Four years ago the couple went to the trouble of releasing a statement denying Lakshmi found Rushdie “boring” or that he thought she wasn’t “intellectually stimulating enough”.
However rumours of an impending split have persisted.
As a backlash begins in the Muslim world against Rushdie’s knighthood, same way as last year’s furore over 12 cartoons of the Prophet Mohammed published in a Danish newspaper.
There were violent protests throughout Europe and the Middle East, Danish citizens were warned not to travel to Arab countries and more than a dozen countries removed Danish goods from their shops.
Labour’s Lord Ahmed expressed surprise at the decision to give a knighthood to Rushdie, who was placed under a fatwa, or death sentence, by Iranian leader Ayatollah Khomeini 18 years ago after the publication of the allegedly blasphemous The Satanic Verses.
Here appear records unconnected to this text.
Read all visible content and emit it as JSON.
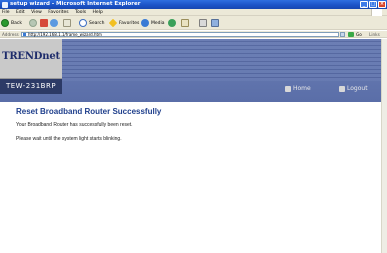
{
  "window": {
    "title": "setup wizard - Microsoft Internet Explorer",
    "controls": {
      "minimize": "_",
      "maximize": "□",
      "close": "×"
    }
  },
  "menu": [
    "File",
    "Edit",
    "View",
    "Favorites",
    "Tools",
    "Help"
  ],
  "toolbar": {
    "back": "Back",
    "search": "Search",
    "favorites": "Favorites",
    "media": "Media"
  },
  "address": {
    "label": "Address",
    "url": "http://192.168.1.1/frame_wizard.htm",
    "go": "Go",
    "links": "Links"
  },
  "brand": {
    "logo": "TRENDnet",
    "model": "TEW-231BRP",
    "nav_home": "Home",
    "nav_logout": "Logout"
  },
  "content": {
    "heading": "Reset Broadband Router Successfully",
    "message_1": "Your Broadband Router has successfully been reset.",
    "message_2": "Please wait until the system light starts blinking."
  },
  "colors": {
    "heading": "#1f3f8c",
    "header_bg": "#6c7fb5",
    "model_bar": "#2c3a66",
    "titlebar": "#1c54c8"
  }
}
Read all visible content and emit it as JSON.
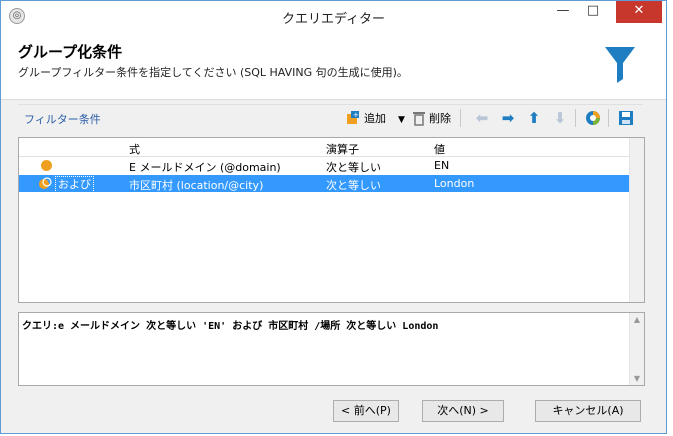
{
  "window": {
    "title": "クエリエディター",
    "minimize": "—",
    "maximize": "□",
    "close": "✕"
  },
  "header": {
    "title": "グループ化条件",
    "subtitle": "グループフィルター条件を指定してください (SQL HAVING 句の生成に使用)。"
  },
  "toolbar": {
    "section_label": "フィルター条件",
    "add_label": "追加",
    "delete_label": "削除"
  },
  "grid": {
    "columns": [
      "式",
      "演算子",
      "値"
    ],
    "rows": [
      {
        "prefix": "",
        "expression": "E メールドメイン (@domain)",
        "operator": "次と等しい",
        "value": "EN",
        "selected": false
      },
      {
        "prefix": "および",
        "expression": "市区町村 (location/@city)",
        "operator": "次と等しい",
        "value": "London",
        "selected": true
      }
    ]
  },
  "query": {
    "text": "クエリ:e メールドメイン 次と等しい 'EN' および 市区町村 /場所 次と等しい London"
  },
  "buttons": {
    "prev": "< 前へ(P)",
    "next": "次へ(N) >",
    "cancel": "キャンセル(A)"
  },
  "colors": {
    "accent": "#3399ff",
    "funnel": "#1f7ec2",
    "close": "#c7372c",
    "condition_icon": "#f0a020"
  }
}
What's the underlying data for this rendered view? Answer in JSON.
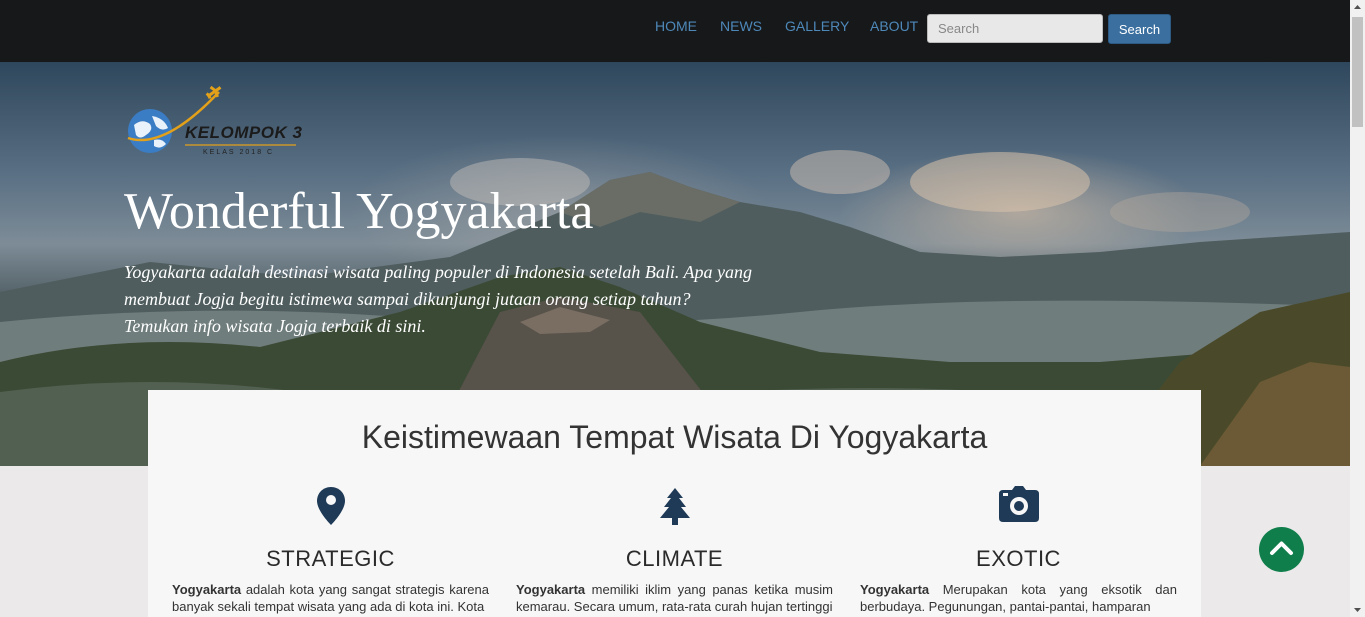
{
  "nav": {
    "items": [
      "HOME",
      "NEWS",
      "GALLERY",
      "ABOUT"
    ],
    "search_placeholder": "Search",
    "search_button": "Search",
    "link_color": "#4e88b9"
  },
  "logo": {
    "name": "KELOMPOK 3",
    "subtitle": "KELAS 2018 C",
    "icons": [
      "globe-icon",
      "airplane-icon"
    ]
  },
  "hero": {
    "title": "Wonderful Yogyakarta",
    "description": "Yogyakarta adalah destinasi wisata paling populer di Indonesia setelah Bali. Apa yang membuat Jogja begitu istimewa sampai dikunjungi jutaan orang setiap tahun? Temukan info wisata Jogja terbaik di sini."
  },
  "features": {
    "title": "Keistimewaan Tempat Wisata Di Yogyakarta",
    "icon_color": "#1f3a56",
    "items": [
      {
        "icon": "map-marker-icon",
        "heading": "STRATEGIC",
        "bold": "Yogyakarta",
        "text": " adalah kota yang sangat strategis karena banyak sekali tempat wisata yang ada di kota ini. Kota"
      },
      {
        "icon": "tree-icon",
        "heading": "CLIMATE",
        "bold": "Yogyakarta",
        "text": " memiliki iklim yang panas ketika musim kemarau. Secara umum, rata-rata curah hujan tertinggi"
      },
      {
        "icon": "camera-icon",
        "heading": "EXOTIC",
        "bold": "Yogyakarta",
        "text": " Merupakan kota yang eksotik dan berbudaya. Pegunungan, pantai-pantai, hamparan"
      }
    ]
  },
  "back_to_top": {
    "icon": "chevron-up-icon",
    "color": "#0f7e4a"
  }
}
“I was appalled to hear Salman Rushdie had been given a knighthood,” Lord Ahmed said.
“Two weeks ago the Prime Minister was calling for building relations between the Muslim world and Britain, then suddenly this knighthood is given to a man who has not only been abusive to Muslims, but also to Christians – because he used abusive language towards Jesus Christ.”
He said whoever had made the decision had made Gordon Brown’s job very difficult as he takes over as Prime Minister.
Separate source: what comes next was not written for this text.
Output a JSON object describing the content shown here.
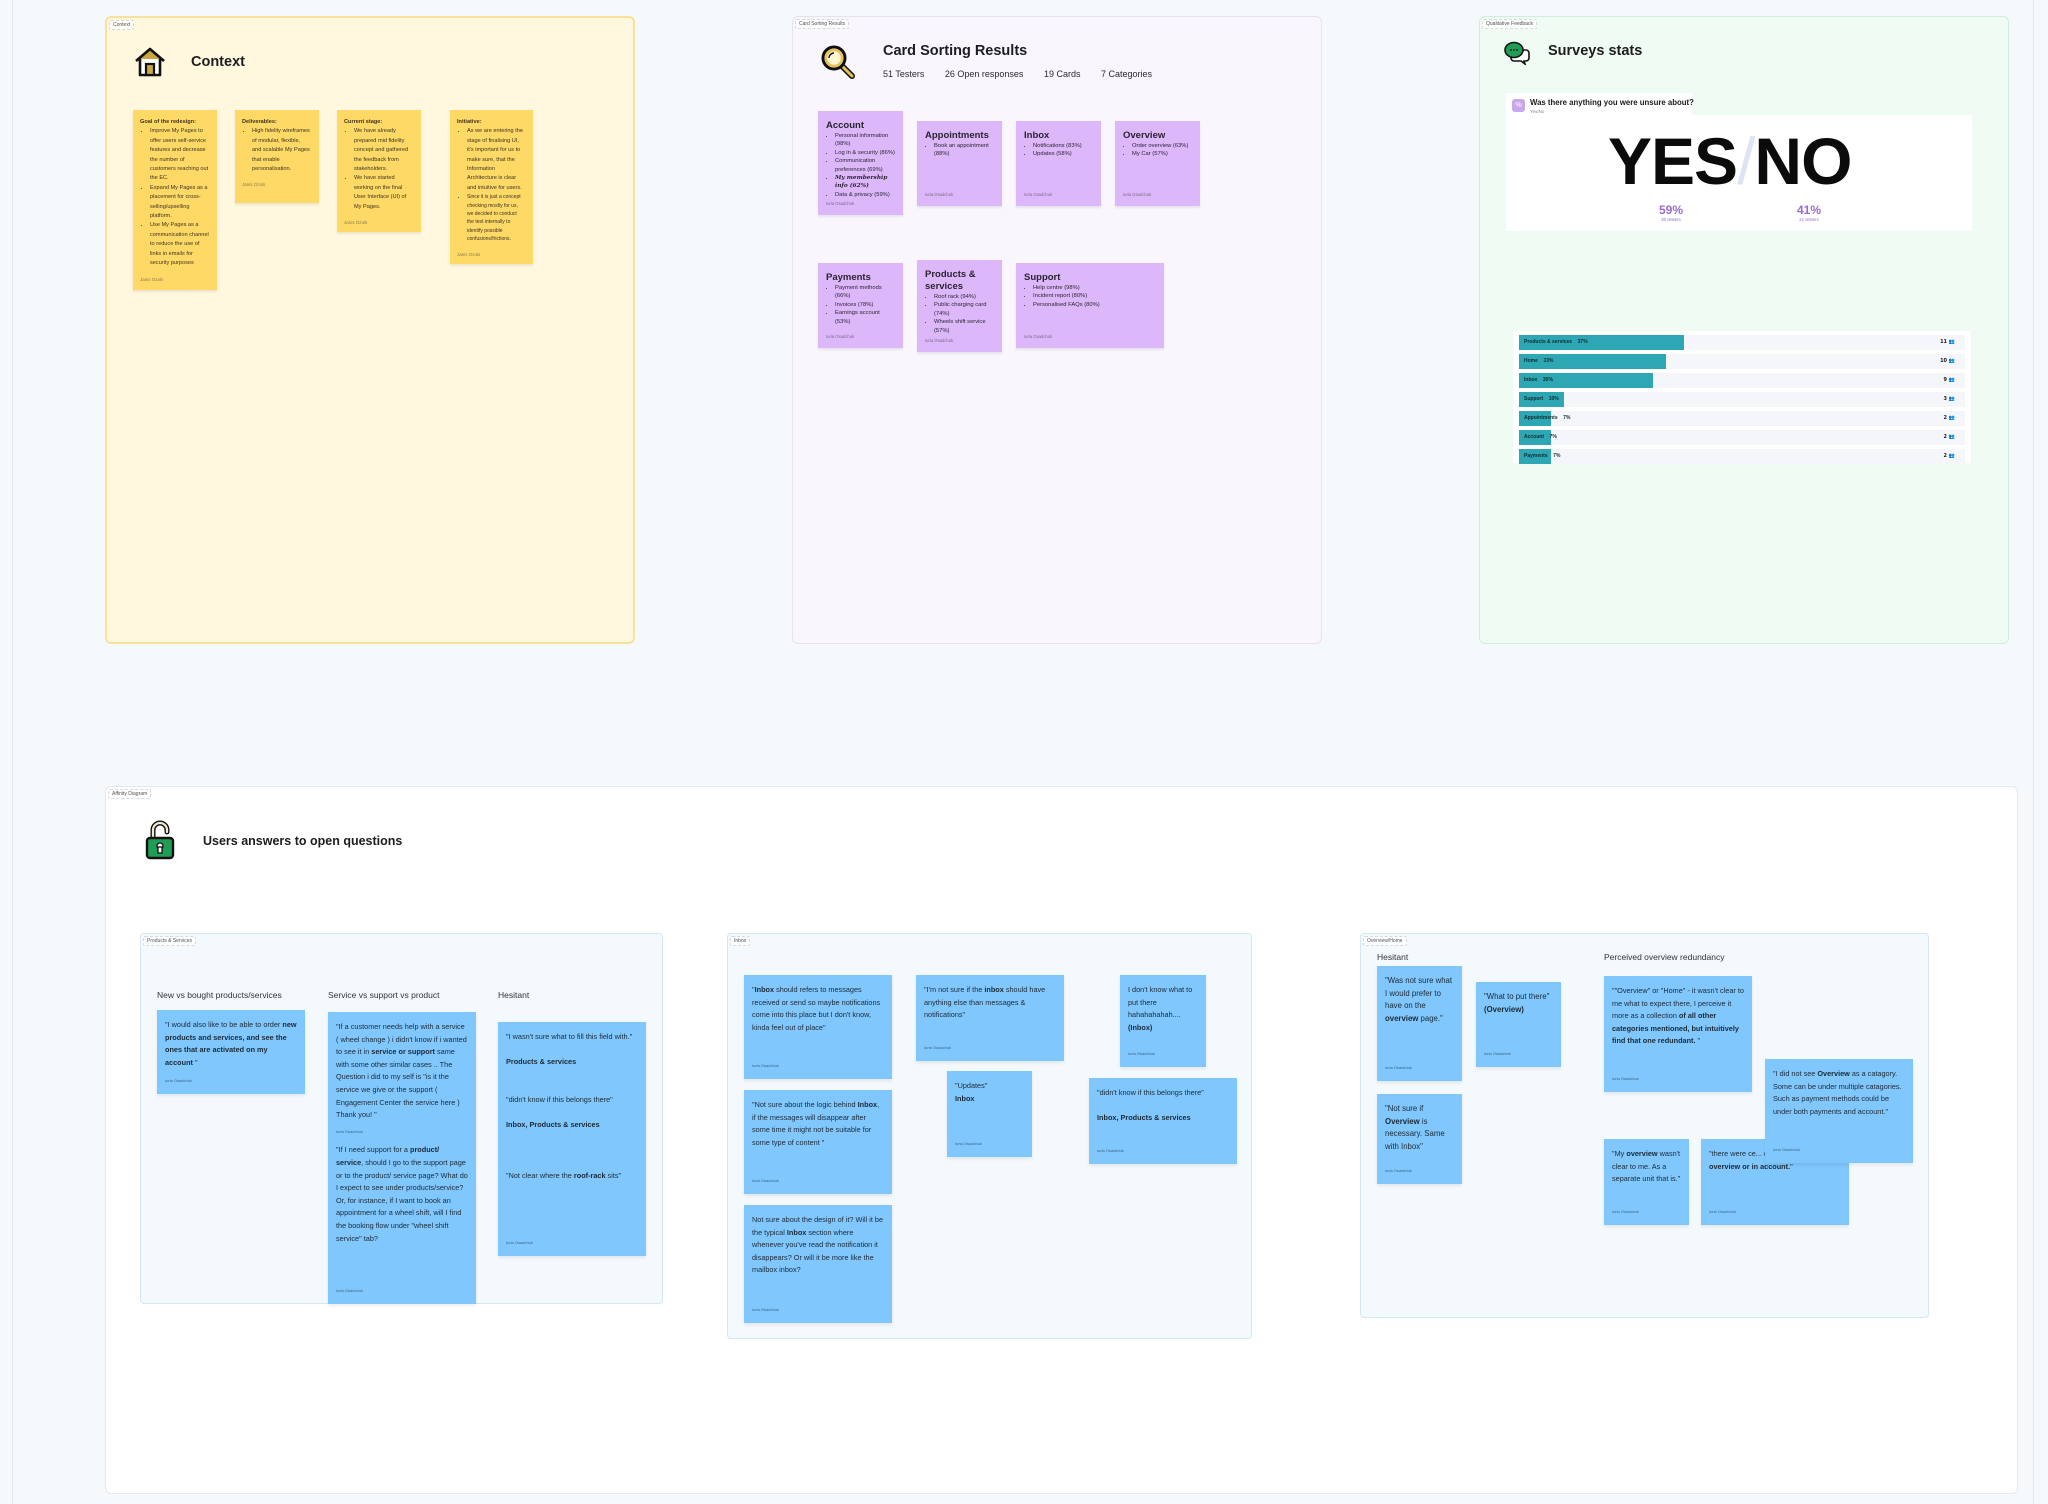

“The confidence that was being built within Britain with inter-faith work and community cohesion work has once again been damaged because of this provocative decision.
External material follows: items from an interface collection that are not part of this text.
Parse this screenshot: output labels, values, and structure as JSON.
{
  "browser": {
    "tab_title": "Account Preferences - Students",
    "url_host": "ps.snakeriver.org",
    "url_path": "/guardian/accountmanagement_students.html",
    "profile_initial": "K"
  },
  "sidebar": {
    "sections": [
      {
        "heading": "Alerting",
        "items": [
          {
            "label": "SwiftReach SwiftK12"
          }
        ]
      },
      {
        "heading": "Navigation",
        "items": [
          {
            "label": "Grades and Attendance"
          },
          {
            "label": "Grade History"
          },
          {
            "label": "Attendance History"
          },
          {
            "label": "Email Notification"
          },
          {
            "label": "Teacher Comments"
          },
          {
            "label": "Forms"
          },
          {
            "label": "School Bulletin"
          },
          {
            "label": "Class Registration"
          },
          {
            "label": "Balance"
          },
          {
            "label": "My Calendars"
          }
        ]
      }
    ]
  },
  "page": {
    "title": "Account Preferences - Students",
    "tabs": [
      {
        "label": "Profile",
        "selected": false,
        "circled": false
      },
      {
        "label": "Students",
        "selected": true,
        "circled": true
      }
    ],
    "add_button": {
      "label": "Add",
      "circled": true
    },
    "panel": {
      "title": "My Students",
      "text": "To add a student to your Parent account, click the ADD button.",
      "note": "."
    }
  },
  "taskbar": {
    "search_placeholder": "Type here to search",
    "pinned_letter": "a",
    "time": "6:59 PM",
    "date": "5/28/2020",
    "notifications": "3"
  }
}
“This man not only provoked violence around the world because of his writings, but there were many people who were killed around the world.
“Forgiving and forgetting is one thing, but honouring the man who has blood on his hands, sort of, because of what he did, I think is going a bit too far.”
In the Iranian capital Tehran, officials of a group called The Organisation to Commemorate the Martyrs of the Muslim World said a £80,000 reward should be paid to anyone ‘who was able to execute the apostate Salman Rushdie’.
Forouz Rajaefar, the general secretary, said that the decision to honour Rushdie with a knight-hood demonstrated the animosity of Britain towards Islam.
He added: “The British and the supporters of the anti-Islam Salman Rushdie could rest assured that the writer’s nightmare will not end until the moment of his death and we will bestow kisses on the hands of whomsoever is able to execute this apostate.”
Iranian MP Mehdi Kuchakzadeh declared: “Rushdie died the moment the late Imam (Khomeini) issued the fatwa.
“It would be a hollow dream for the Queen of England to think that with such a move she could revive one of her mercenaries to oppose Islam. Granting a knighthood to Salman Rushdie will only lead to further hatred towards Britain.”
In the eastern Pakistan city of Multan, hard-line students burned effigies of the Queen and Rushdie.
About 100 students carrying banners condemning the author also chanted, ‘Kill him! Kill him!’
Asim Dahr, a student leader demanded Rushdie face Islamic justice. “This Queen has made a mockery of Muslims by giving him a title of sir,” he told the demonstrators.
Pakistan’s foreign ministry spokesman Tasnim Aslam said Rushdie’s knighthood would hamper inter-faith understanding and that Islamabad would protest to London.
“We deplore the decision of the British government to knight him. Salman Rushdie has tried to insult and malign Muslims.”
As his apparent justification of suicide bombers was reported, ul-Haq took a step back and said he was trying to stress what was at the root of terrorism.
The reignited bitterness has caused concern at Scotland Yard. The taxpayer has already spent £10million protecting Rushdie 24-hours a day.
He is afforded the same level of protection as Lady Thatcher or some of the royals.
Robert Brinkley, British high commissioner to Pakistan, defended the honour for Rushdie for his contributions to literature.
“It is simply untrue to suggest that this in any way is an insult to Islam or the Prophet Mohammed, and we have enormous respect for Islam as a religion and for its intellectual and cultural achievements,” Mr Brinkley said.
Asked if he was concerned it could provoke unrest in Pakistan, he replied: “We will just have to see where it goes from here. There’s certainly no reason for that.” (Daily Mail, 20/6/07)